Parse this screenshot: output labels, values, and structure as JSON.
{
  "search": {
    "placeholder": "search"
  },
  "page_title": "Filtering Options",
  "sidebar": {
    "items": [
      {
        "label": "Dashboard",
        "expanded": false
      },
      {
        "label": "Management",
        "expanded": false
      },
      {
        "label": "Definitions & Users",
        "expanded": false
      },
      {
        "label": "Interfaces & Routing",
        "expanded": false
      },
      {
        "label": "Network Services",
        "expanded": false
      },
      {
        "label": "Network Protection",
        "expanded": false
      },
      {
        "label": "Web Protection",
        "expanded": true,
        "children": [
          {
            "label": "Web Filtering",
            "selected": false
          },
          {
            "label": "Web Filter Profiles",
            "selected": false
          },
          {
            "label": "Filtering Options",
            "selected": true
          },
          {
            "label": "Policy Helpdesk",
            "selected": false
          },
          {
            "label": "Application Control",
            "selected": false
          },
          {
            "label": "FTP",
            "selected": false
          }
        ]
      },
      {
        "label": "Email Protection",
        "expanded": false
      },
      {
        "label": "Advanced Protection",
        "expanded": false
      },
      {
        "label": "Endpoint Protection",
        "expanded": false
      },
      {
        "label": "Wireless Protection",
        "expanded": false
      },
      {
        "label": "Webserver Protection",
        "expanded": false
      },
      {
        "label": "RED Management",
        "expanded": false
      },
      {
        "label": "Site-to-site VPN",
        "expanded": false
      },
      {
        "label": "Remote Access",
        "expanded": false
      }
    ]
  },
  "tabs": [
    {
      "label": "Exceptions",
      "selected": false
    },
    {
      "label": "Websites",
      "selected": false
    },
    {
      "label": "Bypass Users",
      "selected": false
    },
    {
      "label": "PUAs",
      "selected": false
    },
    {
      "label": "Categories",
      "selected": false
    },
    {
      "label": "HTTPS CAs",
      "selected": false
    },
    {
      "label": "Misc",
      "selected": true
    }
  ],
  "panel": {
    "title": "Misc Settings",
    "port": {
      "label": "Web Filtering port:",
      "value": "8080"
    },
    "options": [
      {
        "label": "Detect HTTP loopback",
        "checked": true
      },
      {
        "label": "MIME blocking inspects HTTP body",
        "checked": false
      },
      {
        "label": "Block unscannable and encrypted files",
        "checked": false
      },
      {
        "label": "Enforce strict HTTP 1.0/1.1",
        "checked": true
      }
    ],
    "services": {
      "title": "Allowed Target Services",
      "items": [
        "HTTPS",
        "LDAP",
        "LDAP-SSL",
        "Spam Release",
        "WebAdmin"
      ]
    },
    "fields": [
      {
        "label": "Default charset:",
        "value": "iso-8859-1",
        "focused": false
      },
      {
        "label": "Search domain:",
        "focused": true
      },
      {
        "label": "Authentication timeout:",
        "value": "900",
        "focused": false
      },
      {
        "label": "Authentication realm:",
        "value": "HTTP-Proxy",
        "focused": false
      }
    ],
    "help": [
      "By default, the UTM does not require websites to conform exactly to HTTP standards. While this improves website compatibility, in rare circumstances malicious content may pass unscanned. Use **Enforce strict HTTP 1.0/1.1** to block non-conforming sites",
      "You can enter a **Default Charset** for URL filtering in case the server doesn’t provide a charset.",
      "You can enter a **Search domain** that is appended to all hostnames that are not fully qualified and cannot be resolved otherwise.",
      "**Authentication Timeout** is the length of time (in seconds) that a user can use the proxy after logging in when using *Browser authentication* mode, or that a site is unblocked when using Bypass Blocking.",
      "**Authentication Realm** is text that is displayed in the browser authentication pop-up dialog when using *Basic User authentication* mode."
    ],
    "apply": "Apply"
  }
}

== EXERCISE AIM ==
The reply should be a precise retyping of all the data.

== RESULT BELOW ==
Parse this screenshot: output labels, values, and structure as JSON.
{
  "search": {
    "placeholder": "search"
  },
  "page_title": "Filtering Options",
  "sidebar": {
    "items": [
      {
        "label": "Dashboard",
        "expanded": false
      },
      {
        "label": "Management",
        "expanded": false
      },
      {
        "label": "Definitions & Users",
        "expanded": false
      },
      {
        "label": "Interfaces & Routing",
        "expanded": false
      },
      {
        "label": "Network Services",
        "expanded": false
      },
      {
        "label": "Network Protection",
        "expanded": false
      },
      {
        "label": "Web Protection",
        "expanded": true,
        "children": [
          {
            "label": "Web Filtering",
            "selected": false
          },
          {
            "label": "Web Filter Profiles",
            "selected": false
          },
          {
            "label": "Filtering Options",
            "selected": true
          },
          {
            "label": "Policy Helpdesk",
            "selected": false
          },
          {
            "label": "Application Control",
            "selected": false
          },
          {
            "label": "FTP",
            "selected": false
          }
        ]
      },
      {
        "label": "Email Protection",
        "expanded": false
      },
      {
        "label": "Advanced Protection",
        "expanded": false
      },
      {
        "label": "Endpoint Protection",
        "expanded": false
      },
      {
        "label": "Wireless Protection",
        "expanded": false
      },
      {
        "label": "Webserver Protection",
        "expanded": false
      },
      {
        "label": "RED Management",
        "expanded": false
      },
      {
        "label": "Site-to-site VPN",
        "expanded": false
      },
      {
        "label": "Remote Access",
        "expanded": false
      }
    ]
  },
  "tabs": [
    {
      "label": "Exceptions",
      "selected": false
    },
    {
      "label": "Websites",
      "selected": false
    },
    {
      "label": "Bypass Users",
      "selected": false
    },
    {
      "label": "PUAs",
      "selected": false
    },
    {
      "label": "Categories",
      "selected": false
    },
    {
      "label": "HTTPS CAs",
      "selected": false
    },
    {
      "label": "Misc",
      "selected": true
    }
  ],
  "panel": {
    "title": "Misc Settings",
    "port": {
      "label": "Web Filtering port:",
      "value": "8080"
    },
    "options": [
      {
        "label": "Detect HTTP loopback",
        "checked": true
      },
      {
        "label": "MIME blocking inspects HTTP body",
        "checked": false
      },
      {
        "label": "Block unscannable and encrypted files",
        "checked": false
      },
      {
        "label": "Enforce strict HTTP 1.0/1.1",
        "checked": true
      }
    ],
    "services": {
      "title": "Allowed Target Services",
      "items": [
        "HTTPS",
        "LDAP",
        "LDAP-SSL",
        "Spam Release",
        "WebAdmin"
      ]
    },
    "fields": [
      {
        "label": "Default charset:",
        "value": "iso-8859-1",
        "focused": false
      },
      {
        "label": "Search domain:",
        "focused": true
      },
      {
        "label": "Authentication timeout:",
        "value": "900",
        "focused": false
      },
      {
        "label": "Authentication realm:",
        "value": "HTTP-Proxy",
        "focused": false
      }
    ],
    "help": [
      "By default, the UTM does not require websites to conform exactly to HTTP standards. While this improves website compatibility, in rare circumstances malicious content may pass unscanned. Use **Enforce strict HTTP 1.0/1.1** to block non-conforming sites",
      "You can enter a **Default Charset** for URL filtering in case the server doesn’t provide a charset.",
      "You can enter a **Search domain** that is appended to all hostnames that are not fully qualified and cannot be resolved otherwise.",
      "**Authentication Timeout** is the length of time (in seconds) that a user can use the proxy after logging in when using *Browser authentication* mode, or that a site is unblocked when using Bypass Blocking.",
      "**Authentication Realm** is text that is displayed in the browser authentication pop-up dialog when using *Basic User authentication* mode."
    ],
    "apply": "Apply"
  }
}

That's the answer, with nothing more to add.